A big part of Hockney's market is his prints. At his best, Hockney is a master printmaker. At his worst, he's dreadful. The most desirable prints appear to be the lithographs done at Tyler Graphics in 1985, which were inspired by a resort in Mexico called the Hotel Acatlan. All of the prints from this series are bold, colorful and extremely decorative, in a positive sense. Most of these prints hover in the $25,000-$50,000 price range. However, there are also a few Hockney prints that are every bit as good for under $5,000. I am referring to the lithograph Pool Made of Paper and Blue Ink for Book, printed in an edition of 1,000, that can be bought for around $4,500.

Despite being acknowledged as a master at the age of 30, and now with a career that has now spanned almost 40 years, Hockney is only 63 years old. Chances are good that he will remain a vital presence on the art scene for quite some time. Hockney continues to be an innovator, as evidenced by his recent works that used a sighting device called a "camera Lucida" -- a tool used by some Renaissance masters 500 years ago to compose their paintings. It's this constant searching and willingness to take risks that makes Hockney such a force. Younger artists, who keep looking for shock value to stand out from the pack, rather than depth and clarity of thought, would do well to look to Hockney for inspiration.

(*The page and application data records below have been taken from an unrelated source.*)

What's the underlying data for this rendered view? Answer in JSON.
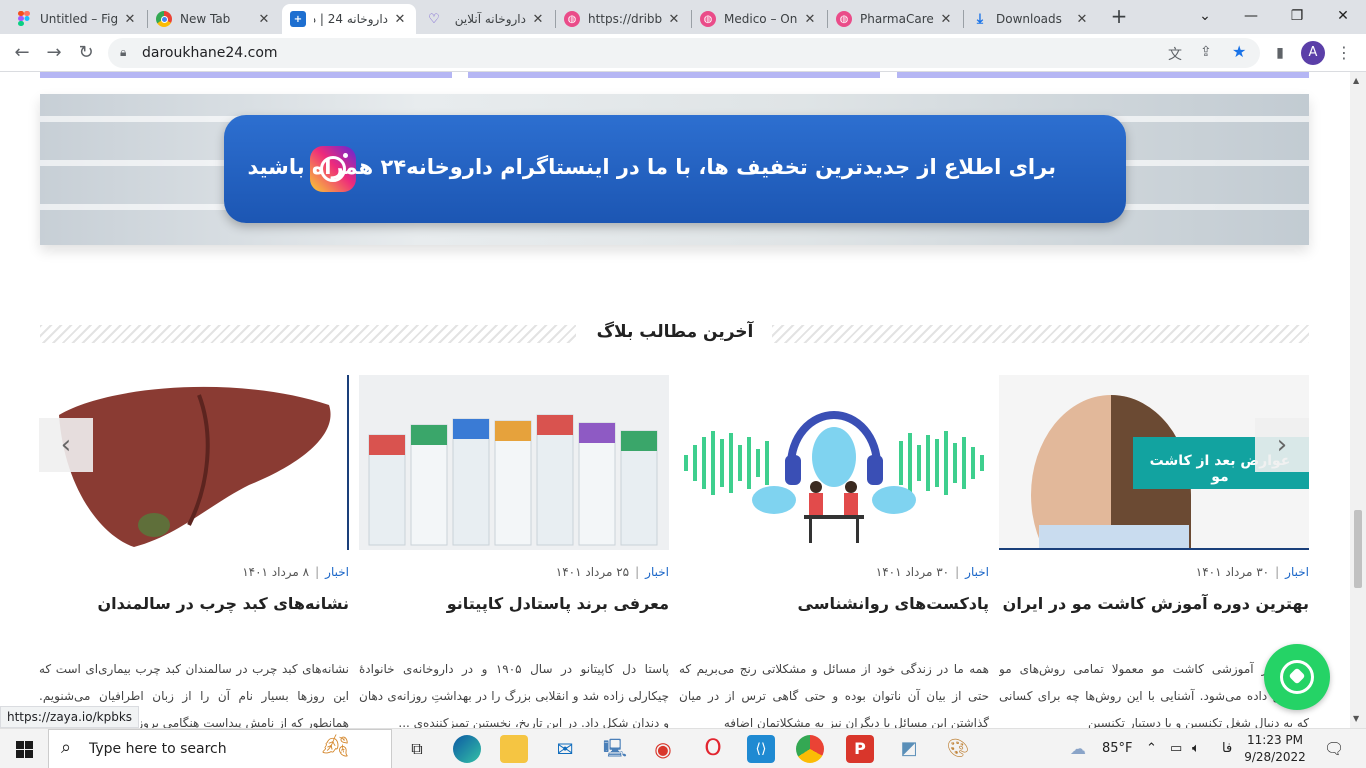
{
  "browser": {
    "tabs": [
      {
        "title": "Untitled – Fig",
        "icon": "figma-icon"
      },
      {
        "title": "New Tab",
        "icon": "chrome-icon"
      },
      {
        "title": "داروخانه 24 | د",
        "icon": "pharmacy-plus-icon",
        "active": true
      },
      {
        "title": "داروخانه آنلاین",
        "icon": "heart-pulse-icon"
      },
      {
        "title": "https://dribbb",
        "icon": "dribbble-icon"
      },
      {
        "title": "Medico – Onl",
        "icon": "dribbble-icon"
      },
      {
        "title": "PharmaCare -",
        "icon": "dribbble-icon"
      },
      {
        "title": "Downloads",
        "icon": "download-icon"
      }
    ],
    "url": "daroukhane24.com",
    "profile_initial": "A"
  },
  "banner": {
    "text": "برای اطلاع از جدیدترین تخفیف ها، با ما در اینستاگرام داروخانه۲۴ همراه باشید"
  },
  "blog": {
    "section_title": "آخرین مطالب بلاگ",
    "posts": [
      {
        "category": "اخبار",
        "date": "۳۰ مرداد ۱۴۰۱",
        "title": "بهترین دوره آموزش کاشت مو در ایران",
        "image_caption": "عوارض بعد از کاشت مو",
        "excerpt": "های برتر آموزشی کاشت مو معمولا تمامی روش‌های مو آموزش داده می‌شود. آشنایی با این روش‌ها چه برای کسانی که به دنبال شغل تکنسین و یا دستیار تکنسین"
      },
      {
        "category": "اخبار",
        "date": "۳۰ مرداد ۱۴۰۱",
        "title": "پادکست‌های روانشناسی",
        "excerpt": "همه ما در زندگی خود از مسائل و مشکلاتی رنج می‌بریم که حتی از بیان آن ناتوان بوده و حتی گاهی ترس از در میان گذاشتن این مسائل با دیگران نیز به مشکلاتمان اضافه"
      },
      {
        "category": "اخبار",
        "date": "۲۵ مرداد ۱۴۰۱",
        "title": "معرفی برند پاستادل کاپیتانو",
        "excerpt": "پاستا دل کاپیتانو در سال ۱۹۰۵ و در داروخانه‌ی خانوادهٔ چیکارلی زاده شد و انقلابی بزرگ را در بهداشتِ روزانه‌ی دهان و دندان شکل داد. در این تاریخ، نخستین تمیزکننده‌ی ..."
      },
      {
        "category": "اخبار",
        "date": "۸ مرداد ۱۴۰۱",
        "title": "نشانه‌های کبد چرب در سالمندان",
        "excerpt": "نشانه‌های کبد چرب در سالمندان کبد چرب بیماری‌ای است که این روزها بسیار نام آن را از زبان اطرافیان می‌شنویم. همانطور که از نامش پیداست هنگامی بروز"
      }
    ]
  },
  "status_link": "https://zaya.io/kpbks",
  "taskbar": {
    "search_placeholder": "Type here to search",
    "weather": "85°F",
    "lang": "فا",
    "time": "11:23 PM",
    "date": "9/28/2022"
  }
}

A final consideration is that, as of this writing, David Hockney remains unaffiliated with a New York gallery. Even though his long-time previous dealer, Andre Emmerich, has been closed for a few years, Hockney has been in no apparent rush to commit to a new dealer. As you can imagine, he's one of the few living artists who can write his own ticket. In fact, even though Jasper Johns has also remained independent since the death of Leo Castelli, Hockney may be the greater prize. The reason is that Johns produces so little work -- and then keeps half of his paintings. Given Hockney's fame and desirability, it will be interesting to watch who he anoints as Emmerich's successor.

Recommended Reading:
That's the Way I See It by David Hockney
David Hockney by David Hockney.

RICHARD POLSKY is a private dealer specializing in post-1960 works of art. Questions or comments can be directed to him in San Francisco at 415-885-1809 or